Worlds of Wonder was a toy company in the 1980s, specializing in interactive talking toys (usually using a book and tape system). Their lynchpin character and franchise was the popular Teddy Ruxpin, and their properties subsequently expanded to include the Talking Mother Goose, "The Talking Mickey Mouse Show" (with Goofy), "The World of Snoopy" and interactive dolls like Julie, as well as more diverse efforts (notably the Lazer Tag game). The Teddy Ruxpin toys were designed by Alchemy II, a group of designers and technicians led by Ken Forsse.
On August 4, 1986, Worlds of Wonder announced a deal with Henson Associates, Inc. The deal was for a Ruxpin style line of animated talking toys, along with a book and cassette series, to be produced as a collaborative effort between the two companies. Worlds of Wonder's CEO Don Kingsborough announced "We have every reason to feel the technology of Worlds of Wonder and the creative genius of Jim Henson will continue to produce wonder and excitement for kids of all ages." On the Henson side, the company's vide president of licensing, Isabel Miller, was quoted as saying "The extraordinary success of WOW's talking-toy technology, first popularized by Teddy Ruxpin, has inspired us to consider ways in which this technology can be incorporated with Henson's characters."
The agreement encompassed the The Muppet Show, Fraggle Rock and Muppet Babies characters. The latter were the first line and the only to actually make it through production. The Muppet Babies toys debuted in February at the American International Toy Fair in New York City. As Fortune magazine described the toys, "Muppet Babies, about $79 for a basic kit, have moving mouths and eyes like Teddy Ruxpin.
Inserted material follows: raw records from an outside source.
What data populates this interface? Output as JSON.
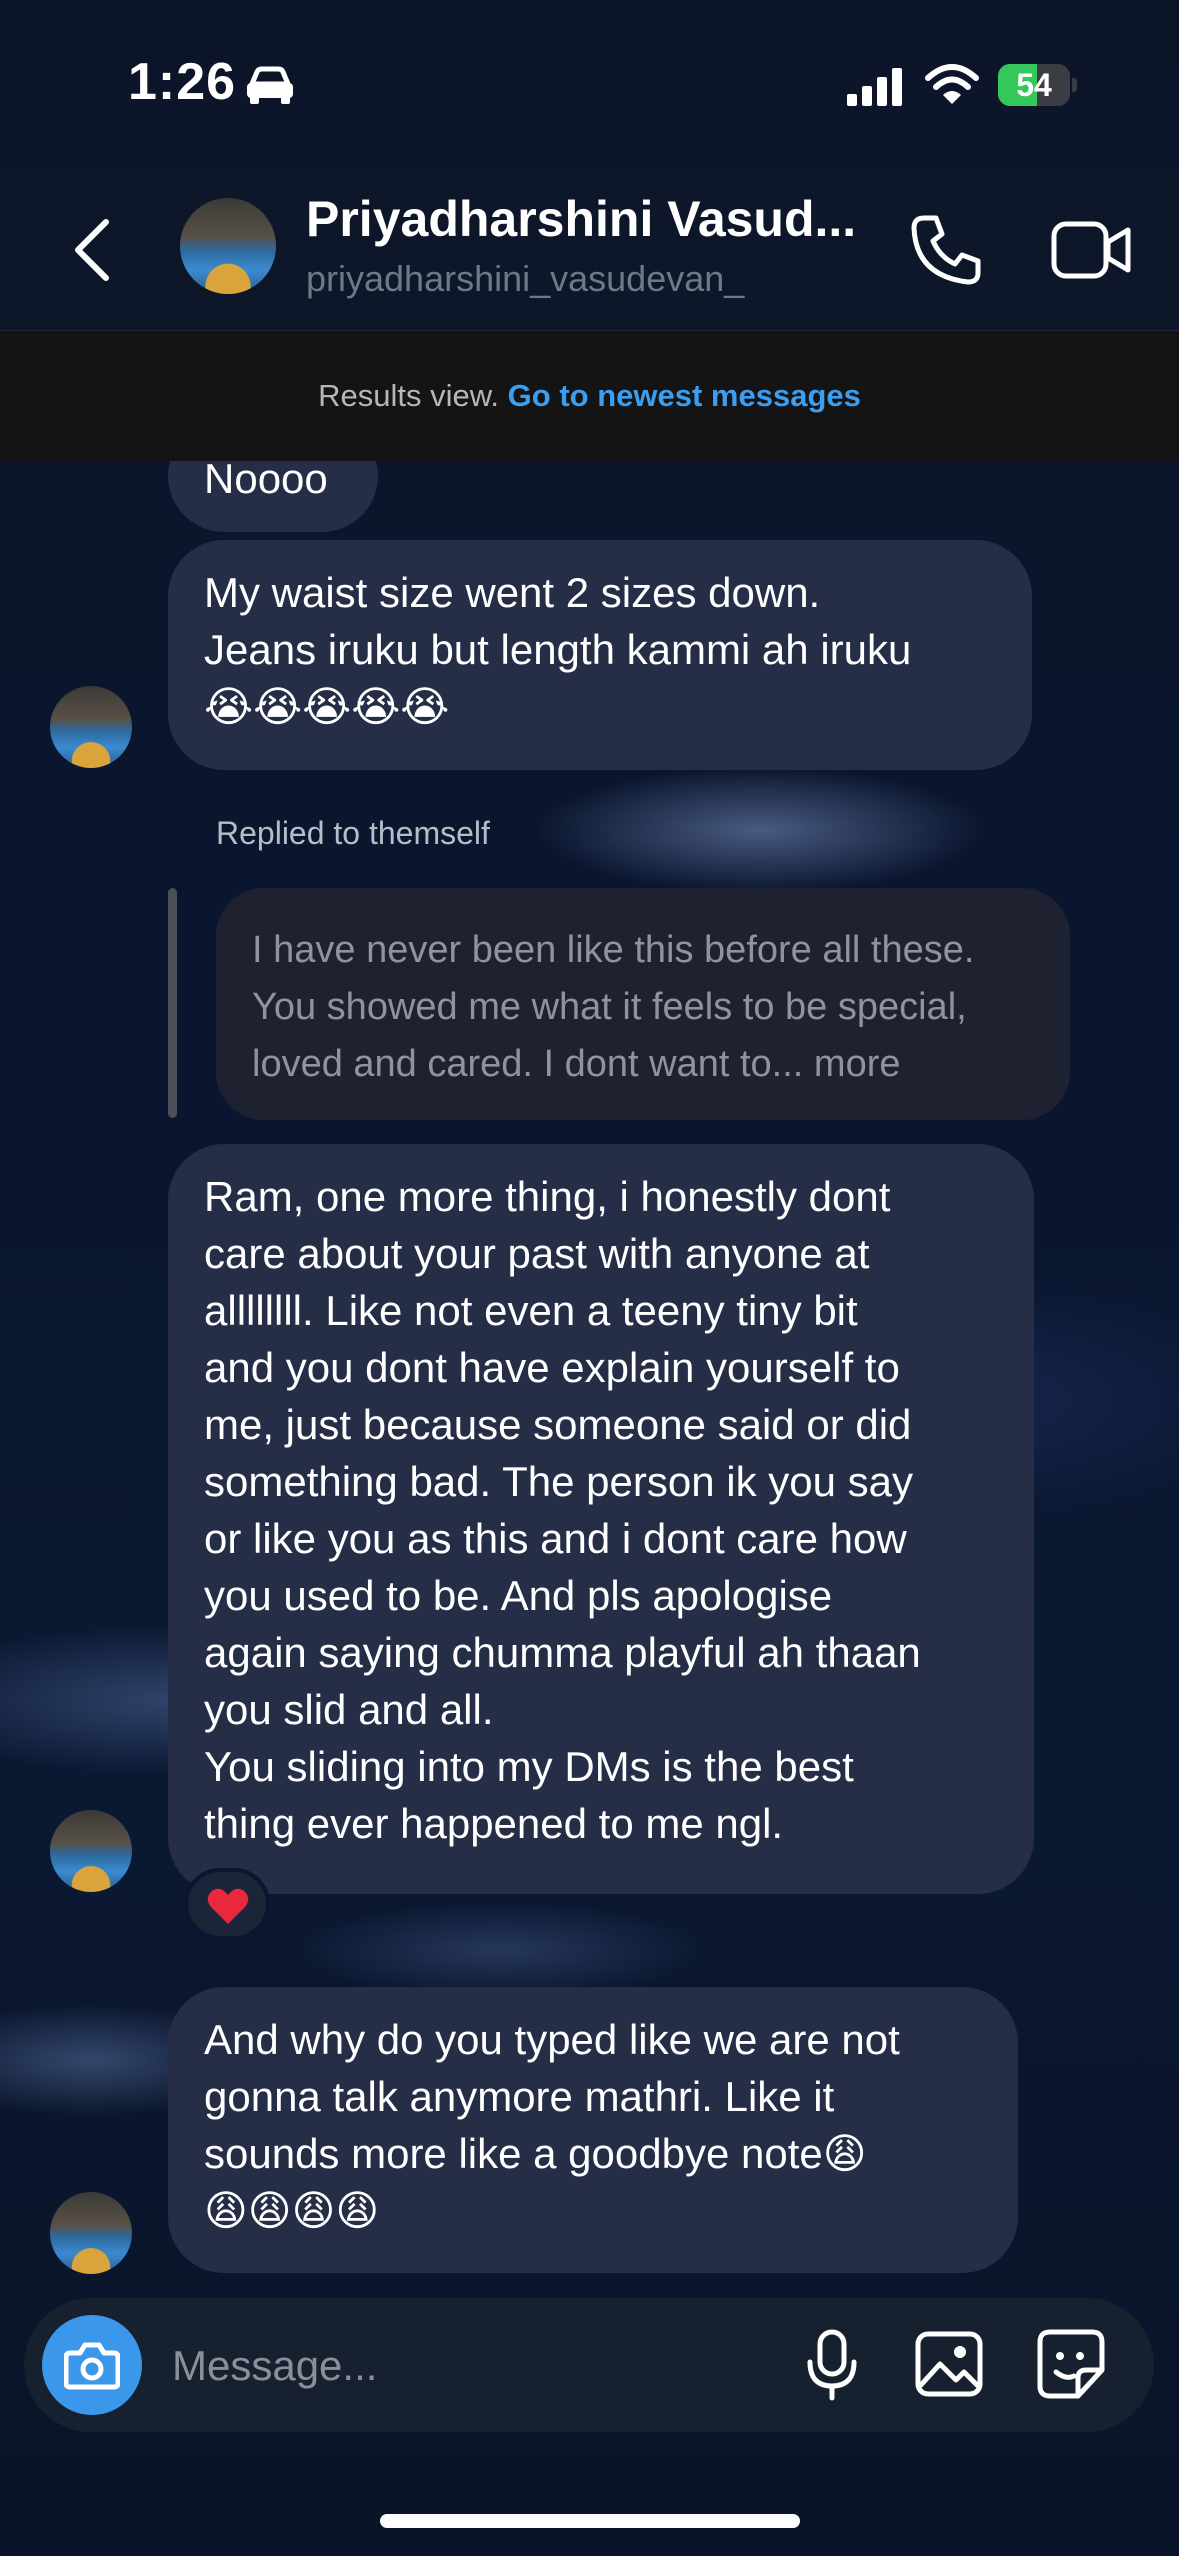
{
  "status_bar": {
    "time": "1:26",
    "battery_level": "54",
    "battery_fraction": 0.54
  },
  "header": {
    "name": "Priyadharshini Vasud...",
    "handle": "priyadharshini_vasudevan_",
    "icons": [
      "back-icon",
      "phone-icon",
      "video-icon"
    ]
  },
  "results_banner": {
    "text": "Results view.",
    "link": "Go to newest messages"
  },
  "messages": [
    {
      "lines": [
        "Noooo"
      ]
    },
    {
      "lines": [
        "My waist size went 2 sizes down.",
        "Jeans iruku but length kammi ah iruku",
        "😭😭😭😭😭"
      ]
    },
    {
      "reply_label": "Replied to themself",
      "quoted_lines": [
        "I have never been like this before all these.",
        "You showed me what it feels to be special,",
        "loved and cared. I dont want to... more"
      ]
    },
    {
      "lines": [
        "Ram, one more thing, i honestly dont",
        "care about your past with anyone at",
        "allllllll. Like not even a teeny tiny bit",
        "and you dont have explain yourself to",
        "me, just because someone said or did",
        "something bad. The person ik you say",
        "or like you as this and i dont care how",
        "you used to be. And pls apologise",
        "again saying chumma playful ah thaan",
        "you slid and all.",
        "You sliding into my DMs is the best",
        "thing ever happened to me ngl."
      ],
      "reaction": "❤️"
    },
    {
      "lines": [
        "And why do you typed like we are not",
        "gonna talk anymore mathri. Like it",
        "sounds more like a goodbye note😩",
        "😩😩😩😩"
      ]
    }
  ],
  "composer": {
    "placeholder": "Message..."
  },
  "colors": {
    "accent": "#3c9ef0",
    "bubble": "#252d47",
    "battery": "#34c759"
  }
}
But where Teddy requires a cumbersome cord to converse with other talking toys, Kingsborough's versions of Kermit the Frog, Miss Piggy, and other Jim Henson characters are cordless. Five Muppets will be able to carry on a conversation with each other."
The toys themselves were plush, and in place of cords and cassettes in the back, "the source of sound and animation for The Talking Muppet Babies lies in the Magic Trunk, which houses a remote cassette player and a radio transmitter. The transmitter sends voice and movement cues, contained on the special animation cassette to receivers in each of The Talking Muppet Babies dolls." The toys were announced for release in fall of 1987. The first in the book and tape series were released that year, with stories and illustrations by the established Henson writers and artists such as Louise Gikow. Titles included Baby Kermit and the Magic Trunk, Muppet Babies and the Magic Garden, and Baby Rowlf and the Boomtown Bandits. The umbrella title for the book series (and presumably the toys) was "Muppet Magic."
In May 1987, Henson signed an extension of the earlier licensing agreement with Worlds of Wonder, which was intended to grant the company exclusive rights to produce animated toys, extend the product types and, "in principal," cover international markets. These plans included Little Boppers, a line of toys (which included Teddy Ruxpin and Mickey Mouse characters) who would dance in synch to any nearby sound or music (from cassette players, record players, or other sources). Boppers of Baby Kermit and Baby Piggy were made.
Worlds of Wonder suffered financial setbacks and, in August, announced plans to delay shipment of the actual talking toys until later in the year. October 29, 1987, however (known as "Black Monday"), brought on an extended stock market crash. which the Muppets themselves subsequently helped address in the special ABC News Special: Wall Street and the Economy. Worlds of Wonder was among the companies affected and declared bankruptcy in 1988. However, the Little Boppers arrived on toy shelves and the book and tape sets were published.
- ↑ "WOWI Announces Henson agreement" Business Wire. August 4, 1986
- ↑ Ramirez, Anthony. "Top Gun in the Toy Business." Fortune. March 2, 1987].
- ↑ 3.0 3.1 "Henson Associates and Worlds of Wonder sign agreement to expand Muppet license." Business Wire. May 19, 1987.
- ↑ "Worlds of Wonder Cuts Jobs 15 Percent." The Associated Press. August 7, 1987